PROVIDED RECORDS START

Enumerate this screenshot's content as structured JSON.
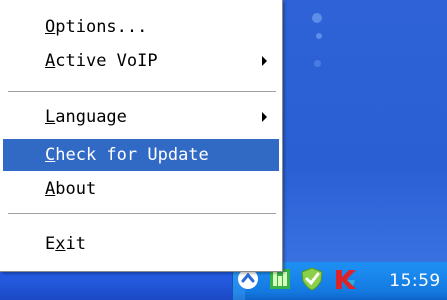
{
  "menu": {
    "items": [
      {
        "first": "O",
        "rest": "ptions...",
        "submenu": false
      },
      {
        "first": "A",
        "rest": "ctive VoIP",
        "submenu": true
      },
      {
        "first": "L",
        "rest": "anguage",
        "submenu": true
      },
      {
        "first": "C",
        "rest": "heck for Update",
        "submenu": false,
        "highlighted": true
      },
      {
        "first": "A",
        "rest": "bout",
        "submenu": false
      },
      {
        "pre": "E",
        "first": "x",
        "rest": "it",
        "submenu": false
      }
    ]
  },
  "tray": {
    "icons": [
      "arrow-icon",
      "network-icon",
      "shield-check-icon",
      "kaspersky-k-icon"
    ],
    "clock": "15:59"
  },
  "colors": {
    "highlight": "#316ac5",
    "desktop": "#2a5fd4",
    "tray": "#1c8cf0"
  }
}
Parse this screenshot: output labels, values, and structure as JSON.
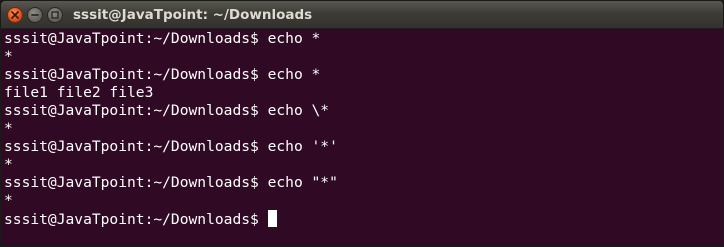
{
  "window": {
    "title": "sssit@JavaTpoint: ~/Downloads",
    "buttons": {
      "close_icon": "close-icon",
      "minimize_icon": "minimize-icon",
      "maximize_icon": "maximize-icon"
    }
  },
  "terminal": {
    "colors": {
      "background": "#300a24",
      "foreground": "#ffffff",
      "close_button": "#e3541d"
    },
    "lines": [
      "sssit@JavaTpoint:~/Downloads$ echo *",
      "*",
      "sssit@JavaTpoint:~/Downloads$ echo *",
      "file1 file2 file3",
      "sssit@JavaTpoint:~/Downloads$ echo \\*",
      "*",
      "sssit@JavaTpoint:~/Downloads$ echo '*'",
      "*",
      "sssit@JavaTpoint:~/Downloads$ echo \"*\"",
      "*"
    ],
    "prompt": "sssit@JavaTpoint:~/Downloads$ "
  }
}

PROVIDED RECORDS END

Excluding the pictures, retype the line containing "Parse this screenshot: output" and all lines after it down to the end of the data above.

● **EXPECTED OUTPUT**:
Parse this screenshot: output labels, values, and structure as JSON.
{
  "window": {
    "title": "sssit@JavaTpoint: ~/Downloads",
    "buttons": {
      "close_icon": "close-icon",
      "minimize_icon": "minimize-icon",
      "maximize_icon": "maximize-icon"
    }
  },
  "terminal": {
    "colors": {
      "background": "#300a24",
      "foreground": "#ffffff",
      "close_button": "#e3541d"
    },
    "lines": [
      "sssit@JavaTpoint:~/Downloads$ echo *",
      "*",
      "sssit@JavaTpoint:~/Downloads$ echo *",
      "file1 file2 file3",
      "sssit@JavaTpoint:~/Downloads$ echo \\*",
      "*",
      "sssit@JavaTpoint:~/Downloads$ echo '*'",
      "*",
      "sssit@JavaTpoint:~/Downloads$ echo \"*\"",
      "*"
    ],
    "prompt": "sssit@JavaTpoint:~/Downloads$ "
  }
}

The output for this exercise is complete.